Steve was the director of Lincoln Park Zoo’s Lester E. Fisher Center for the Study and Conservation of Apes and the board chair of Chimp Haven for more than a decade. As a primatologist who was unabashedly focused on chimpanzees, he bridged the primate zoo, sanctuary, and observational/academic research communities in a way that no one else has, bringing everyone together to improve the welfare of chimpanzees.
Steve was the brainchild and leader behind an ambitious project to identify every captive chimpanzee in the United States and keep this information public and regularly updated as part of Lincoln Park Zoo’s Project ChimpCare.
He aided in the rehoming of many chimpanzees to zoos and sanctuaries from undesirable situations including chimpanzees within the entertainment industry and in private ownership.
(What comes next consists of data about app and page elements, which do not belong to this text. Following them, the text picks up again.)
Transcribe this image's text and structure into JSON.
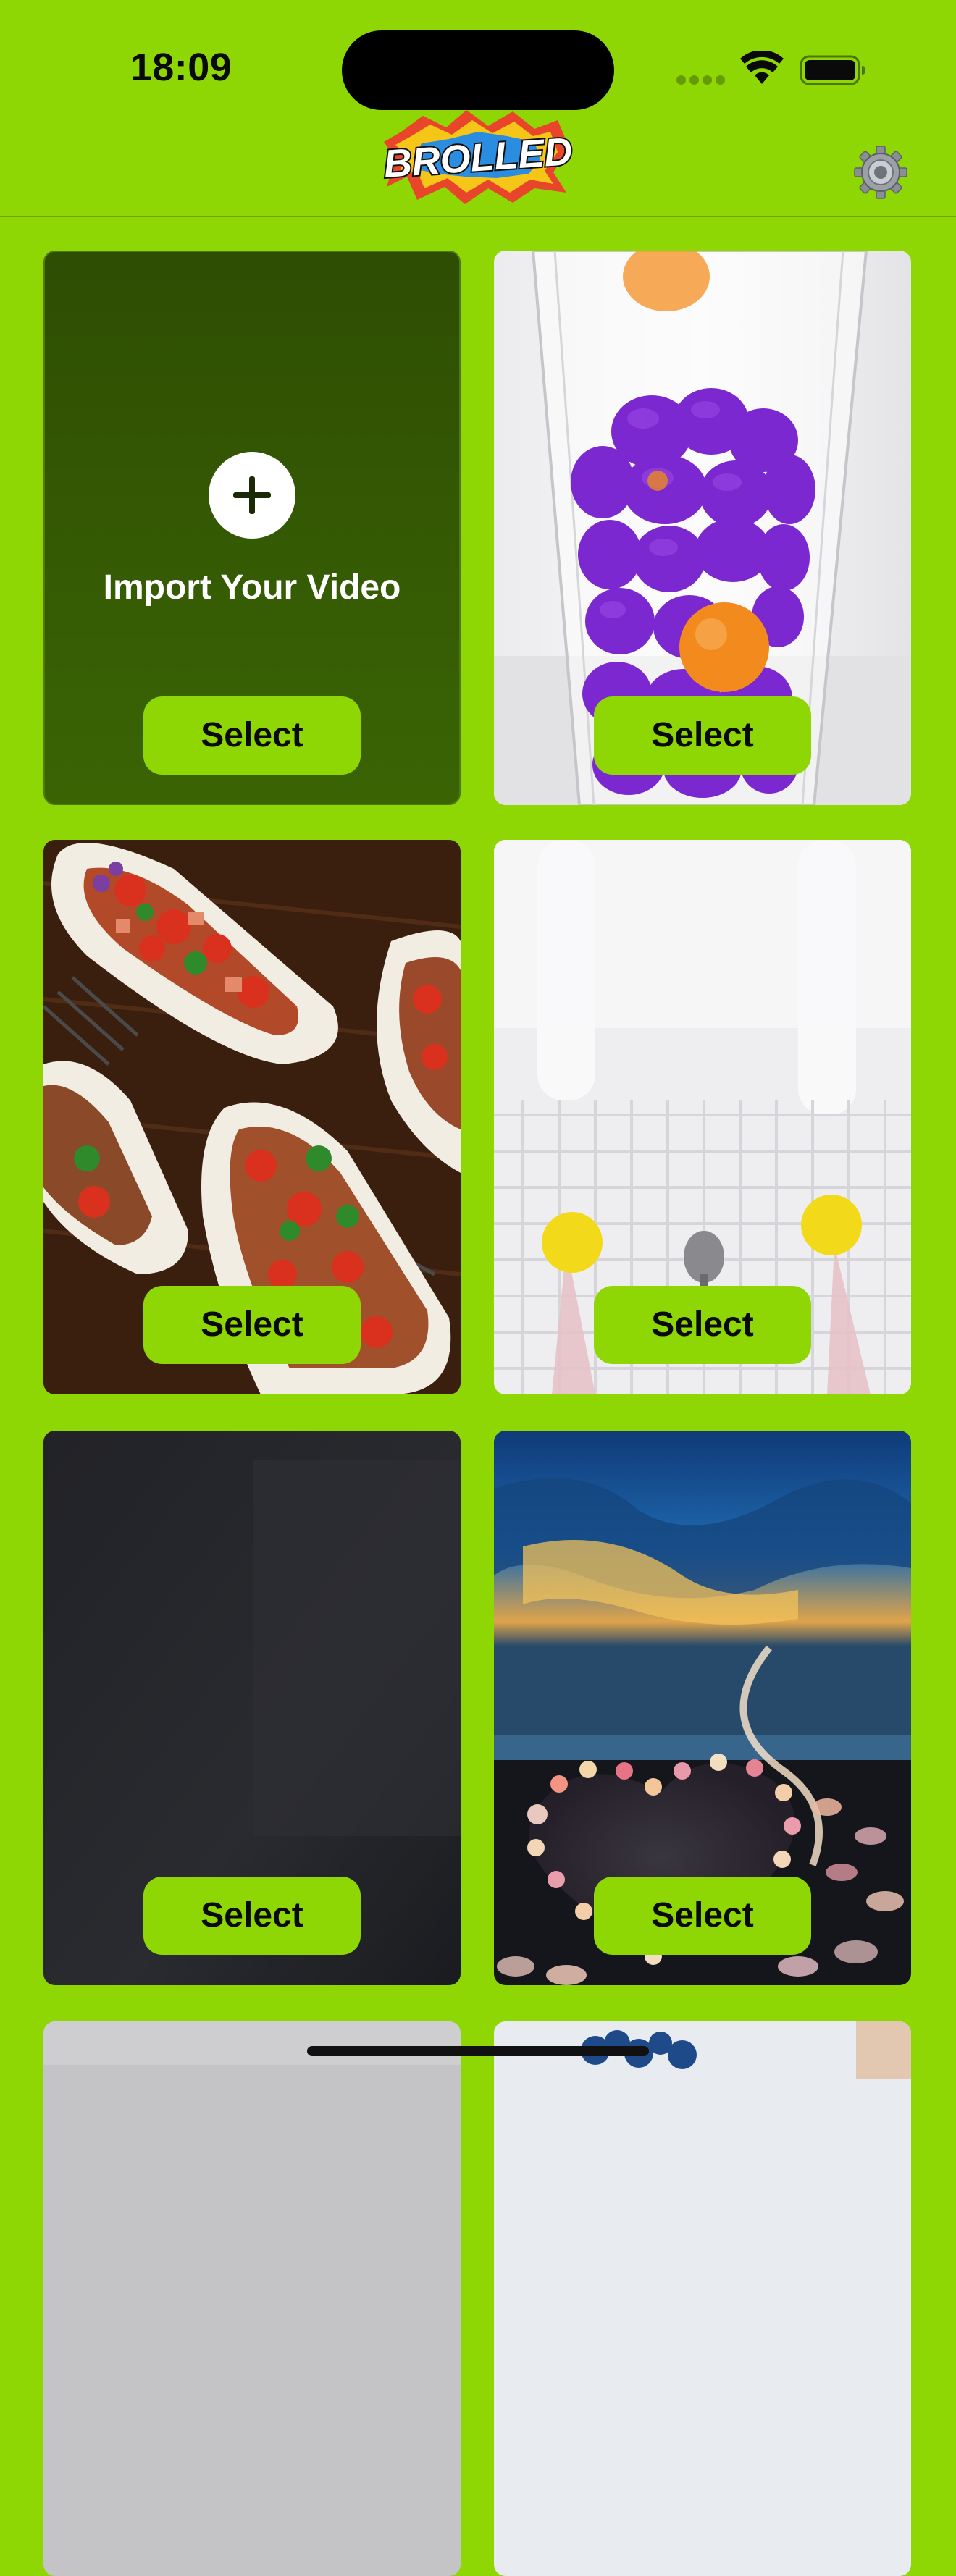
{
  "status_bar": {
    "time": "18:09",
    "icons": [
      "cell-signal-icon",
      "wifi-icon",
      "battery-icon"
    ]
  },
  "header": {
    "logo_text": "BROLLED",
    "settings_icon": "gear-icon"
  },
  "theme": {
    "accent": "#8ED604",
    "import_tile_bg": "#2E4E03",
    "text_dark": "#0a0a0a"
  },
  "grid": {
    "import_tile": {
      "label": "Import Your Video",
      "icon": "plus-icon",
      "button_label": "Select"
    },
    "videos": [
      {
        "thumbnail": "purple-and-orange-clay-balls-in-glass",
        "button_label": "Select"
      },
      {
        "thumbnail": "tacos-on-wooden-board",
        "button_label": "Select"
      },
      {
        "thumbnail": "white-textured-surface-with-yellow-balls",
        "button_label": "Select"
      },
      {
        "thumbnail": "dark-gray-room",
        "button_label": "Select"
      },
      {
        "thumbnail": "glowing-heart-of-pebbles-on-beach",
        "button_label": "Select"
      },
      {
        "thumbnail": "gray-partial-tile",
        "button_label": ""
      },
      {
        "thumbnail": "blue-partial-tile",
        "button_label": ""
      }
    ]
  }
}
His loss is a huge blow to chimpanzee advocacy and a personal loss for countless people who were influenced by his academic and professional work and his passion, including many students who considered him a mentor. It is no exaggeration to say that anytime any question came up regarding a chimpanzee in captivity, I would immediately think to ask Steve.
Steve visited Chimpanzee Sanctuary Northwest on several occasions over the years, including a visit that coincided with a speaking engagement at Central Washington University in 2017 that I mentioned on the blog. He was a source of support to us during both difficult and joyful times at the sanctuary.
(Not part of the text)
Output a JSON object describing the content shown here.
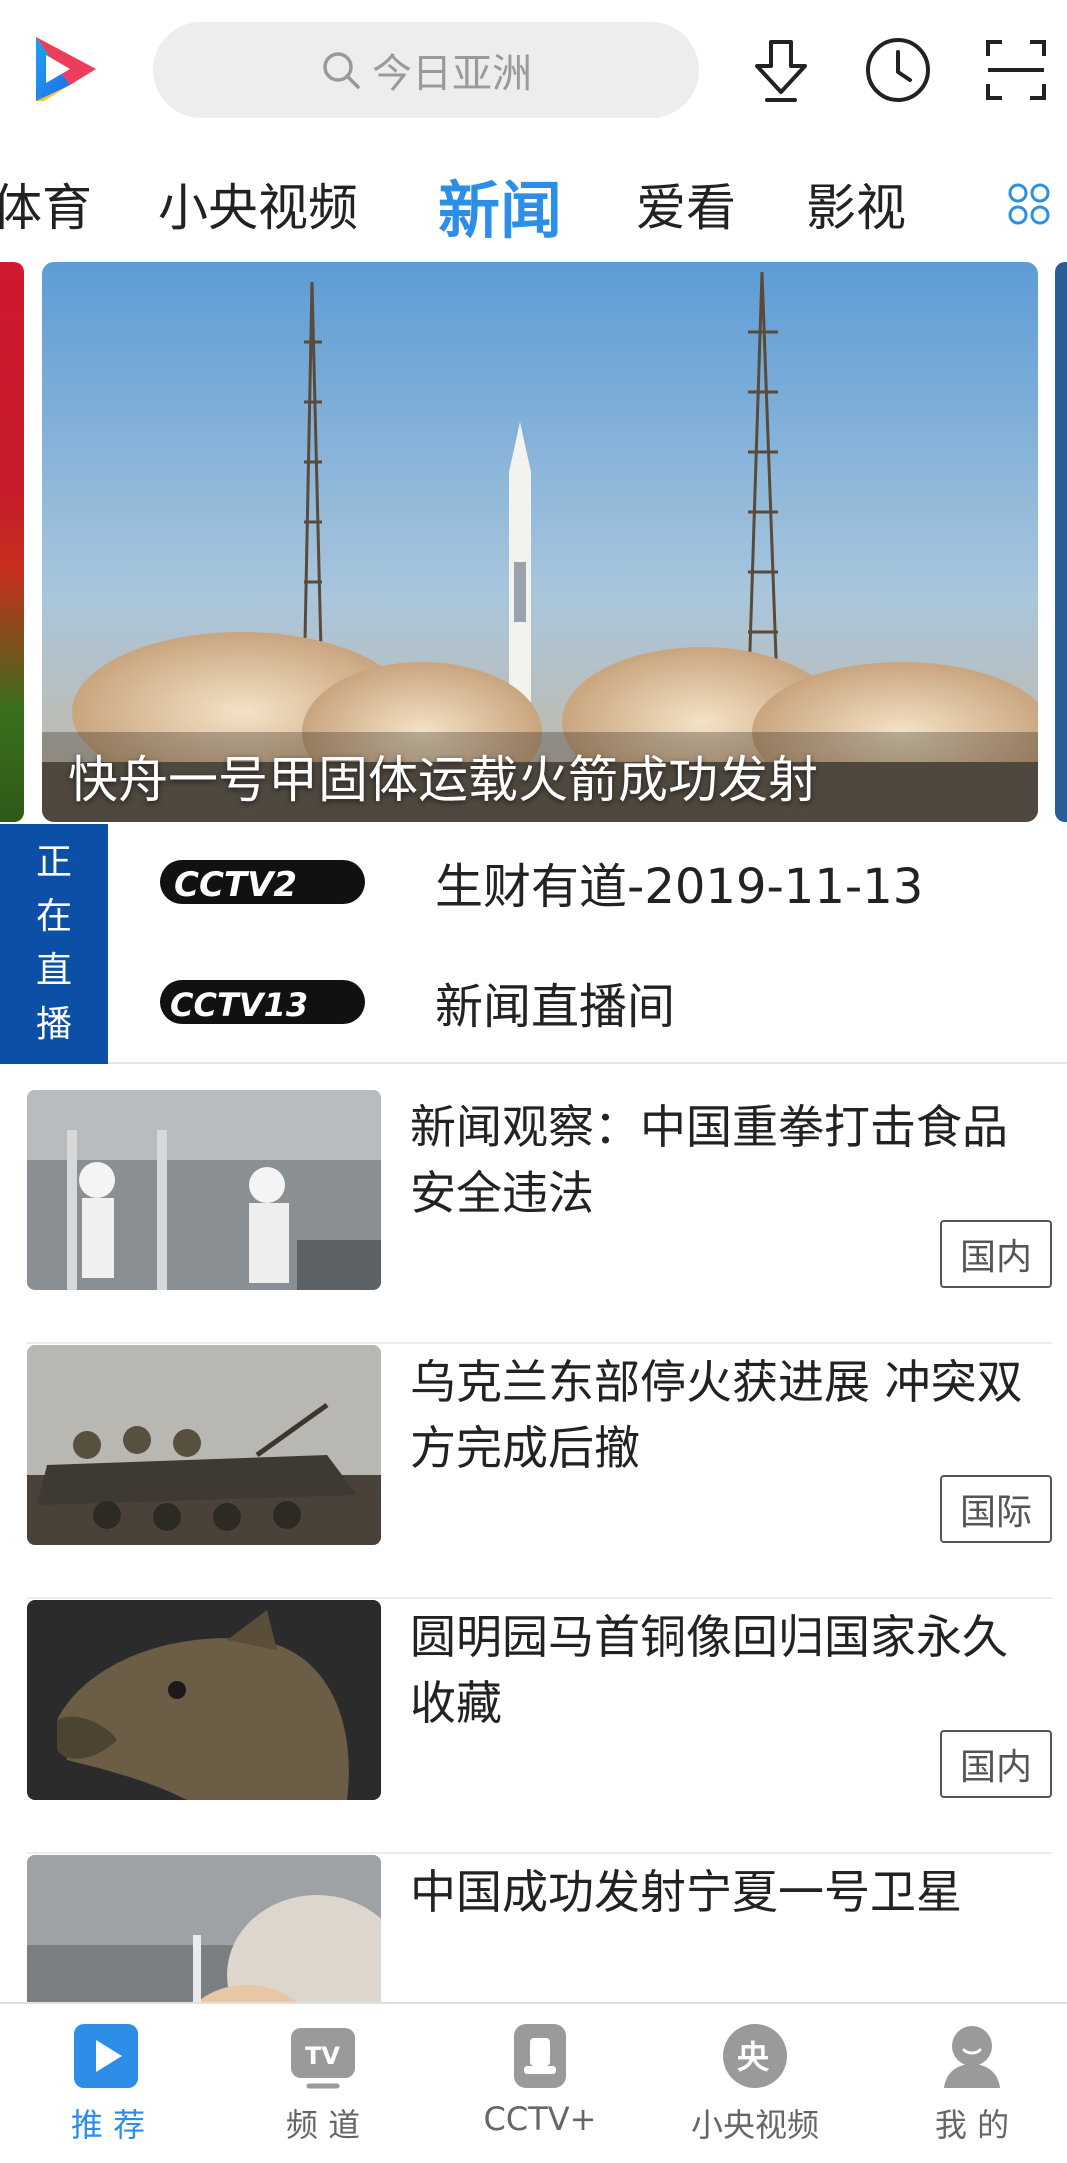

Not surprisingly, Steve was a member of Burrito’s unofficial fan club.
I thought about him often yesterday as I was watching the newly integrated groups of chimpanzees interact. I have been working alongside Steve on the placement committee for the Chimpanzees in Need campaign to find homes for all of the Wildlife Waystation chimpanzees, and we had exchanged impressions and updates over the last year about various chimpanzees we had met and fallen in love with at Wildlife Waystation. If he had been alive, I would have texted him the good news of the integration. I have no doubt he would have responded with enthusiastic words of encouragement, and that it would have been among dozens of encouraging texts and emails he sent to others that day.
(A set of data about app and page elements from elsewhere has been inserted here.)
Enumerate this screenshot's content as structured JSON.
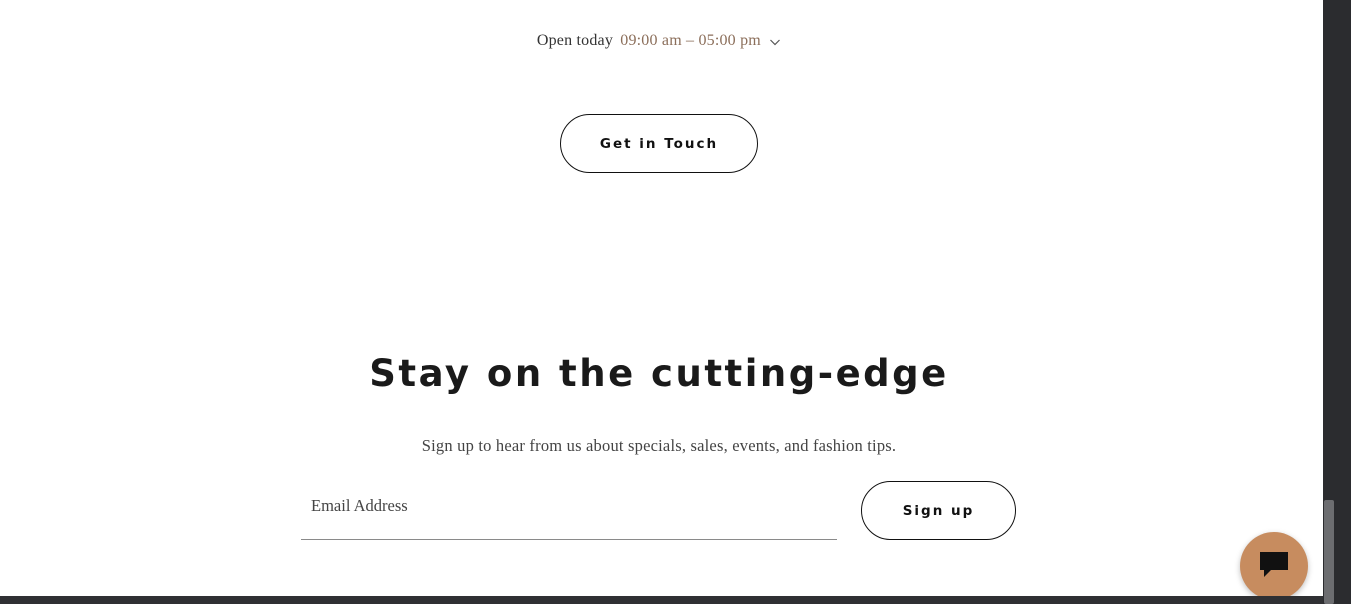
{
  "hours": {
    "label": "Open today",
    "time": "09:00 am – 05:00 pm",
    "expand_icon": "chevron-down-icon"
  },
  "contact": {
    "button_label": "Get in Touch"
  },
  "newsletter": {
    "heading": "Stay on the cutting-edge",
    "subtext": "Sign up to hear from us about specials, sales, events, and fashion tips.",
    "email_placeholder": "Email Address",
    "email_value": "",
    "submit_label": "Sign up"
  },
  "chat": {
    "icon": "chat-bubble-icon",
    "accent_color": "#c78c5f"
  },
  "colors": {
    "time_text": "#8b6e5a",
    "button_border": "#111111",
    "background": "#ffffff"
  }
}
We are so saddened by his loss, and our hearts go out to those he was closest to in this world. His legacy is large and far-reaching and he leaves behind an immeasurable void.